Think investing is just for the rich? Or maybe just for the old? Who has the spare money these days?
Well you’d be wrong. Chances are, you’re already an investor yourself, even if you didn’t realise it.
You probably have money invested in the stock market with your pension. Just over ten years ago, the UK Government introduced “auto enrolment”, where employers were obliged to start a pension for their employee unless they opted out, to address the decline in private pensions and to make long-term savings the norm.
Since it started, more than 10 million people have been enrolled and are therefore invested – that’s 88 per cent (or 9 out of 10) eligible employees, according to the Office of National Statistics. It’s a huge increase from the four out of ten people that had workplace savings a decade ago.
So, how to improve your prospects? The best way is to engage with your pension, and your investments. If you think pensions are boring, perhaps think of it like this: your retirement is 20-30 years of holidays. Where do you want to go? Skegness, Spain, or the Seychelles?
The first thing to do is take control and connect with your investments – find out what your pension is invested in and see how it is performing. Your employer will be able to help you with this.
Many auto enrolment pensions get invested in a “default fund” or a “lifestyle fund”, but there are other options.
If you are building your own portfolio, and have at least 10 years until retirement, I’d suggest starting with a UK equity fund, a global equity fund, a bond fund, and a defensive fund.
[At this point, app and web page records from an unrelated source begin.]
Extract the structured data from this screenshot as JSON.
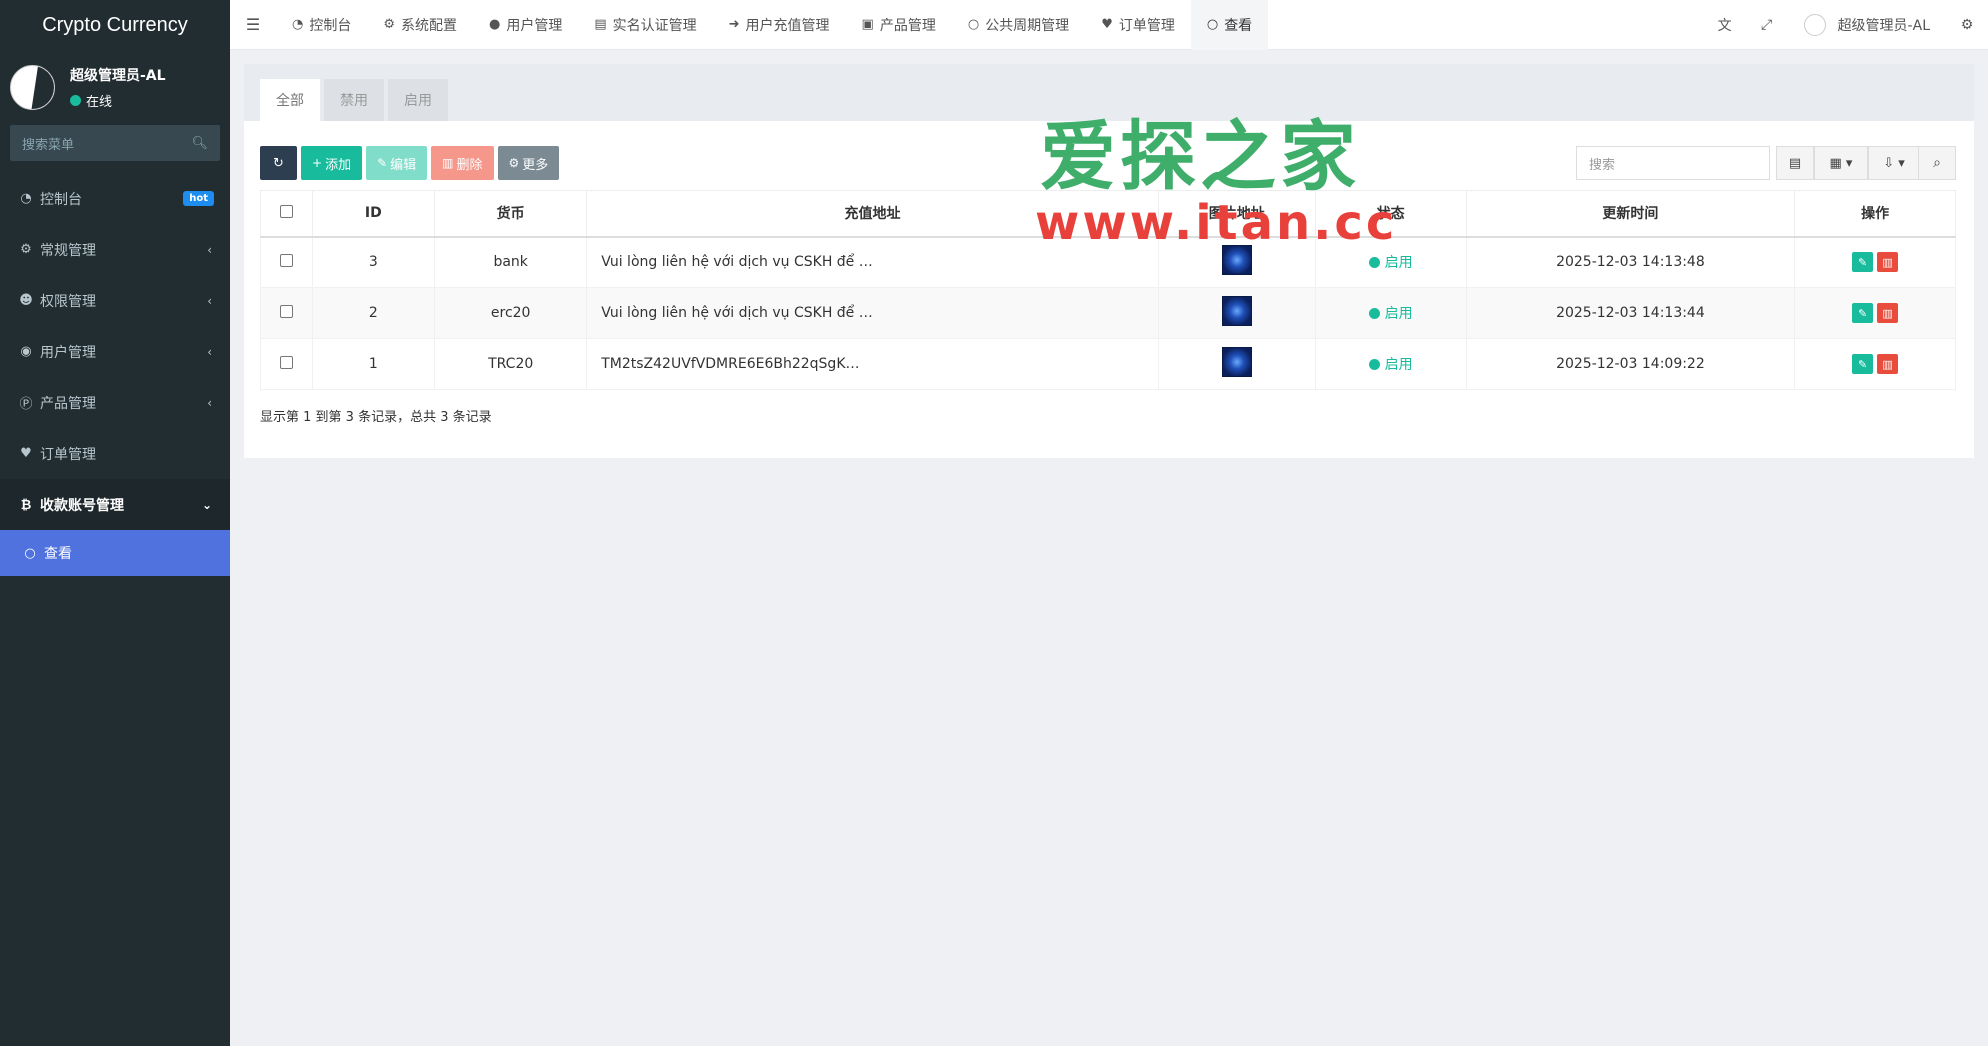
{
  "app": {
    "title": "Crypto Currency"
  },
  "sidebar": {
    "user": {
      "name": "超级管理员-AL",
      "status": "在线"
    },
    "search_placeholder": "搜索菜单",
    "items": [
      {
        "label": "控制台",
        "icon": "dashboard-icon",
        "badge": "hot"
      },
      {
        "label": "常规管理",
        "icon": "cogs-icon",
        "arrow": "‹"
      },
      {
        "label": "权限管理",
        "icon": "group-icon",
        "arrow": "‹"
      },
      {
        "label": "用户管理",
        "icon": "user-circle-icon",
        "arrow": "‹"
      },
      {
        "label": "产品管理",
        "icon": "product-icon",
        "arrow": "‹"
      },
      {
        "label": "订单管理",
        "icon": "heartbeat-icon"
      },
      {
        "label": "收款账号管理",
        "icon": "bitcoin-icon",
        "arrow": "⌄"
      },
      {
        "label": "查看",
        "icon": "circle-o-icon"
      }
    ]
  },
  "navbar": {
    "tabs": [
      {
        "label": "控制台",
        "icon": "dashboard-icon"
      },
      {
        "label": "系统配置",
        "icon": "gear-icon"
      },
      {
        "label": "用户管理",
        "icon": "user-icon"
      },
      {
        "label": "实名认证管理",
        "icon": "id-card-icon"
      },
      {
        "label": "用户充值管理",
        "icon": "sign-in-icon"
      },
      {
        "label": "产品管理",
        "icon": "shopping-bag-icon"
      },
      {
        "label": "公共周期管理",
        "icon": "circle-o-icon"
      },
      {
        "label": "订单管理",
        "icon": "heartbeat-icon"
      },
      {
        "label": "查看",
        "icon": "circle-o-icon"
      }
    ],
    "user_name": "超级管理员-AL"
  },
  "panel": {
    "tabs": [
      "全部",
      "禁用",
      "启用"
    ],
    "toolbar": {
      "add": "添加",
      "edit": "编辑",
      "delete": "删除",
      "more": "更多"
    },
    "search_placeholder": "搜索",
    "table": {
      "headers": [
        "ID",
        "货币",
        "充值地址",
        "图片地址",
        "状态",
        "更新时间",
        "操作"
      ],
      "rows": [
        {
          "id": "3",
          "currency": "bank",
          "address": "Vui lòng liên hệ với dịch vụ CSKH để …",
          "status": "启用",
          "updated": "2025-12-03 14:13:48"
        },
        {
          "id": "2",
          "currency": "erc20",
          "address": "Vui lòng liên hệ với dịch vụ CSKH để …",
          "status": "启用",
          "updated": "2025-12-03 14:13:44"
        },
        {
          "id": "1",
          "currency": "TRC20",
          "address": "TM2tsZ42UVfVDMRE6E6Bh22qSgK…",
          "status": "启用",
          "updated": "2025-12-03 14:09:22"
        }
      ]
    },
    "footer": "显示第 1 到第 3 条记录，总共 3 条记录"
  },
  "watermark": {
    "title": "爱探之家",
    "url": "www.itan.cc"
  },
  "colors": {
    "sidebar": "#222d32",
    "active": "#4f72de",
    "success": "#18bc9c",
    "danger": "#e74c3c"
  }
}
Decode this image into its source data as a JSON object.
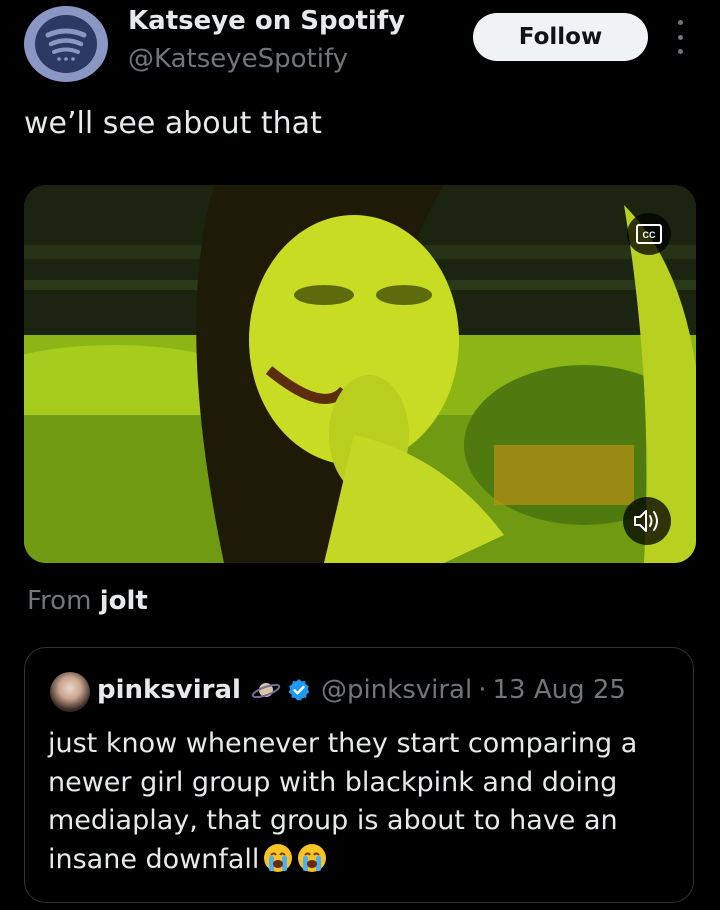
{
  "account": {
    "display_name": "Katseye on Spotify",
    "handle": "@KatseyeSpotify",
    "avatar_icon": "spotify-icon",
    "follow_label": "Follow",
    "more_icon": "more-vertical-icon"
  },
  "post": {
    "text": "we’ll see about that",
    "media": {
      "kind": "video",
      "cc_icon": "closed-captions-icon",
      "volume_icon": "volume-icon"
    },
    "from_prefix": "From",
    "from_source": "jolt"
  },
  "quote": {
    "name": "pinksviral",
    "planet_icon": "planet-icon",
    "verified_icon": "verified-badge-icon",
    "handle": "@pinksviral",
    "separator": "·",
    "date": "13 Aug 25",
    "text_lines": [
      "just know whenever they start comparing a",
      "newer girl group with blackpink and doing",
      "mediaplay, that group is about to have an",
      "insane downfall"
    ],
    "emoji": [
      "😭",
      "😭"
    ]
  },
  "colors": {
    "background": "#000000",
    "text_primary": "#e7e9ea",
    "text_secondary": "#71767b",
    "follow_bg": "#eff3f4",
    "verified_blue": "#1d9bf0",
    "border": "#2f3336"
  }
}
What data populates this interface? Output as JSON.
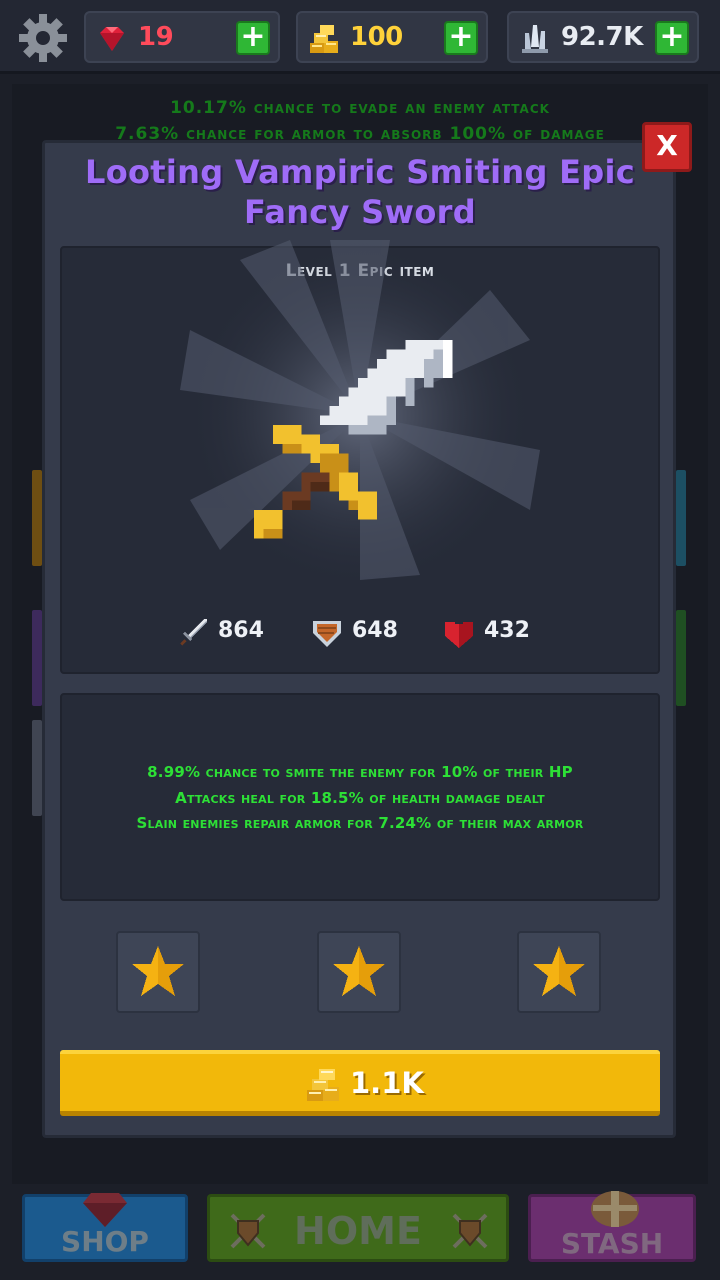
{
  "topbar": {
    "gems": "19",
    "gold": "100",
    "crystals": "92.7K",
    "plus_label": "+"
  },
  "background": {
    "line1": "10.17% chance to evade an enemy attack",
    "line2": "7.63% chance for armor to absorb 100% of damage"
  },
  "modal": {
    "close_label": "X",
    "title_line1": "Looting Vampiric Smiting Epic",
    "title_line2": "Fancy Sword",
    "item_level": "Level 1 Epic item",
    "stats": {
      "attack": "864",
      "armor": "648",
      "health": "432"
    },
    "effects": [
      "8.99% chance to smite the enemy for 10% of their HP",
      "Attacks heal for 18.5% of health damage dealt",
      "Slain enemies repair armor for 7.24% of their max armor"
    ],
    "stars_filled": 3,
    "price": "1.1K"
  },
  "nav": {
    "shop": "SHOP",
    "home": "HOME",
    "stash": "STASH"
  },
  "colors": {
    "title": "#9f6cf7",
    "effect_text": "#2de036",
    "buy_button": "#f2b80a",
    "close_button": "#cc2828"
  }
}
You can then add different funds that pique your interest over time and as you gain confidence.
Ideas to consider would be funds like Liontrust Special Situations (which invests in UK companies of all shapes and sizes), T. Rowe Price Global Focused Growth Equity to give you exposure to other economies and markets, TwentyFour Dynamic Bond (which can invest in all different types of fixed income) and LF Ruffer Diversified Return to help in times of market stress.
If you are looking for a one-stop-shop, maybe consider a fund like VT Momentum Diversified Income or Aegon Diversified Monthly Income – each of which invest in a variety of assets and produce a nice level of income in the form of dividends (when you get a thank you in the form of money every three months usually) to boot.
Remember to regularly monitor your investments though to make sure they are keeping you on track to reach your retirement goals and to adjust as your circumstance change. Also consider your personal tolerance to risk (can you stomach stock market ups and downs?) and the length of time you have to invest. The longer you have, the more risk you can afford to take.
For most people, building a diversified portfolio will be best as it means you are not going to be counting on just one investment to do well for you. A mix of funds invested in different asset classes like equities and bonds would do the trick – or a fund or two investing in all these assets already.
The number of investment options available to you might appear overwhelming at first, but you can get help narrowing down the choices by looking at funds recommended by independent researchers like boringmoney.co.uk, morningstar.co.uk, trustnet.com and fundcalibre.co.uk.
Another way to boost your prospects is by increasing your contributions. This will happen automatically as your salary increases, but you could also choose to increase your contribution from say 5 per cent to 8 per cent.
Over the long term, this could make a substantial difference to your ultimate retirement pot. You can use a workplace pension calculator to help you work out how much is currently getting paid into your pension.
Then think about putting all your pensions in the same place. If you’ve moved jobs, it’s likely you have a number of small pension pots. Individually they may not look like much, but if you consolidate them into one larger pot, it could inspire you to save more. And if you’ve lost the paperwork or are unsure about old pensions, don’t worry – the government can help you track them down.
Finally, have a conversation about your investments. Whether it’s with your partner, family, friends, a financial intermediary, or an adviser, the more you talk, the more you’ll understand and the better able you’ll be to take control of your future finances.
Darius McDermott, managing director, Chelsea Financial Services